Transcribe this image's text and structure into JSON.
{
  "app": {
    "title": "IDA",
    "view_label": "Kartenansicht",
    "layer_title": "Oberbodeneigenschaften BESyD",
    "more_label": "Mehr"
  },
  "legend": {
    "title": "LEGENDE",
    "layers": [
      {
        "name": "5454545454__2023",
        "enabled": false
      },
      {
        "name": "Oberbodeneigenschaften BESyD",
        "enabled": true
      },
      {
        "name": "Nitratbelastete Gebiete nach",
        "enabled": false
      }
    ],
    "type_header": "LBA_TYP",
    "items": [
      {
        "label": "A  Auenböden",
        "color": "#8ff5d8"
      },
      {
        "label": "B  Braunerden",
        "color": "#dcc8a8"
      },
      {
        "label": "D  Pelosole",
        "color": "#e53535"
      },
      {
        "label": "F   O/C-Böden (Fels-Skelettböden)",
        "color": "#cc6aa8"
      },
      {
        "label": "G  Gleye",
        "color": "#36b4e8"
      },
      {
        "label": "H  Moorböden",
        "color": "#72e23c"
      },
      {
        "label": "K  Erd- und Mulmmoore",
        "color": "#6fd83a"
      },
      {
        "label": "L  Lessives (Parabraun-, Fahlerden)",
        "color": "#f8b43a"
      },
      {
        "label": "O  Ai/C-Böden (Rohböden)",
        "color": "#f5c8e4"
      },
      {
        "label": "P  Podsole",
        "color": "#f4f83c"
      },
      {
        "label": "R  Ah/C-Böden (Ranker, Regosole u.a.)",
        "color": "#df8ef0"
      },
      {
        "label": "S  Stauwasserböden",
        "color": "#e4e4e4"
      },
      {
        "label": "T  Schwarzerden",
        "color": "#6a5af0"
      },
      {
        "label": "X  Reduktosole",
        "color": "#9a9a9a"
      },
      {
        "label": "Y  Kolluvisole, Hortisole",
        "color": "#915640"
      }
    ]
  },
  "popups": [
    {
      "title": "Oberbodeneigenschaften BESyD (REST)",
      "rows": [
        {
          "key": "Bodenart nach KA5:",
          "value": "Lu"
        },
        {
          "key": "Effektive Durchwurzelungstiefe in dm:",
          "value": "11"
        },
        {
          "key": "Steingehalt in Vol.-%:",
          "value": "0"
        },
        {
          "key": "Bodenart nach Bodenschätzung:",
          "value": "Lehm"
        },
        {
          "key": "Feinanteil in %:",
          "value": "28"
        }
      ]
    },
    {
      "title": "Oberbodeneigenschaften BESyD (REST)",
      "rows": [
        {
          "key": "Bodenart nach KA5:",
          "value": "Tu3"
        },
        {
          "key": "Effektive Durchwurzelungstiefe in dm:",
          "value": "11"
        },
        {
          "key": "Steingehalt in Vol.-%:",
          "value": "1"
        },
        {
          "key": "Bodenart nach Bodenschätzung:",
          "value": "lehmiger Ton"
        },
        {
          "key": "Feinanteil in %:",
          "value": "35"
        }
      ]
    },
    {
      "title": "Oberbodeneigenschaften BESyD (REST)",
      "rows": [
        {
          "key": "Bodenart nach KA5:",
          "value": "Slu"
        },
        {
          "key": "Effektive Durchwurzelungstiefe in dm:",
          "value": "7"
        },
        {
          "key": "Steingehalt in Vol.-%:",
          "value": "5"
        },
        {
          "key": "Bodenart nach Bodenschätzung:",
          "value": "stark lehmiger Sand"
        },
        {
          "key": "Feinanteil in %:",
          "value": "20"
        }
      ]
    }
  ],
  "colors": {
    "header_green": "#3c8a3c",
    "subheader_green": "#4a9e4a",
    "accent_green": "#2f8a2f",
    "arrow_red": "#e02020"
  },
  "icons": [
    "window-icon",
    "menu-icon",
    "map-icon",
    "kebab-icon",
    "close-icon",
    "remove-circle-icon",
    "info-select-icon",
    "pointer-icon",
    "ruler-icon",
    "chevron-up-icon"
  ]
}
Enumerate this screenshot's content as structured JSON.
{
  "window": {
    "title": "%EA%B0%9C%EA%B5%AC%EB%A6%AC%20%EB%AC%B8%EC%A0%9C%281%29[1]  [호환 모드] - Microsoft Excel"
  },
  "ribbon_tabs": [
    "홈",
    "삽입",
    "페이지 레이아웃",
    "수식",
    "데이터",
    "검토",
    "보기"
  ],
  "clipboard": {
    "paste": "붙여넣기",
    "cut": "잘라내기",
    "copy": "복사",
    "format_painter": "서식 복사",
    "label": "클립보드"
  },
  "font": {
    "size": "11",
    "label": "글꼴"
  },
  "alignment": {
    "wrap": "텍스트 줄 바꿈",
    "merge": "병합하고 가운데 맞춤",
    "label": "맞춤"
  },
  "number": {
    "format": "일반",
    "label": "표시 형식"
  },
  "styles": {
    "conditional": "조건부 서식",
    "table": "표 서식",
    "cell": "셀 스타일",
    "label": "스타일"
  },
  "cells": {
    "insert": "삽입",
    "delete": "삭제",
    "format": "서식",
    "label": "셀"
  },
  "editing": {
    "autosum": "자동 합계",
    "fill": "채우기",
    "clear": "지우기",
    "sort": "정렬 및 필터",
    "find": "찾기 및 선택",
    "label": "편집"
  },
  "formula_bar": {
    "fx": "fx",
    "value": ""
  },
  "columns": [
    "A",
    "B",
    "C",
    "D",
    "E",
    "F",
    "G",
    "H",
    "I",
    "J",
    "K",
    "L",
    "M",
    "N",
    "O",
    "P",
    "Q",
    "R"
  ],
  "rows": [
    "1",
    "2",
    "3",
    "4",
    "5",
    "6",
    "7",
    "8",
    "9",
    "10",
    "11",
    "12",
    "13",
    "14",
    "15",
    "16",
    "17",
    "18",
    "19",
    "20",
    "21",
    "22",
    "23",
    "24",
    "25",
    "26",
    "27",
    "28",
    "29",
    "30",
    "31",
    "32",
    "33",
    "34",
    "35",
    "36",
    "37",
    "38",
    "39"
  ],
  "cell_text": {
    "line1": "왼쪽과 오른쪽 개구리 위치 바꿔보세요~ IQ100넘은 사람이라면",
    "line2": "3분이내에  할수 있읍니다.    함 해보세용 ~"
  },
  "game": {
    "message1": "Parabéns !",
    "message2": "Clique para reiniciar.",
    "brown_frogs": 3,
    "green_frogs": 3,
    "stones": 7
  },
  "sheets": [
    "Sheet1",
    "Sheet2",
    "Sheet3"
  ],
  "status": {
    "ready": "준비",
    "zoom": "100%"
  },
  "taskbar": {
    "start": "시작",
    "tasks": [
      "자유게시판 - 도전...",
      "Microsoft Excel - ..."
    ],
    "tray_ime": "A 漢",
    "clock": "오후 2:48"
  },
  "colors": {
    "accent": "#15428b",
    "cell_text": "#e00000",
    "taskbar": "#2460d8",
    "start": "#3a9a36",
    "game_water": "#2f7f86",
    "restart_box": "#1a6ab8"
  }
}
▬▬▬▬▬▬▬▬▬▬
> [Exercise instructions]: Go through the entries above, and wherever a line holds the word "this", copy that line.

> [Answer]:
Transcribe this image's text and structure into JSON.
Enumerate this screenshot's content as structured JSON.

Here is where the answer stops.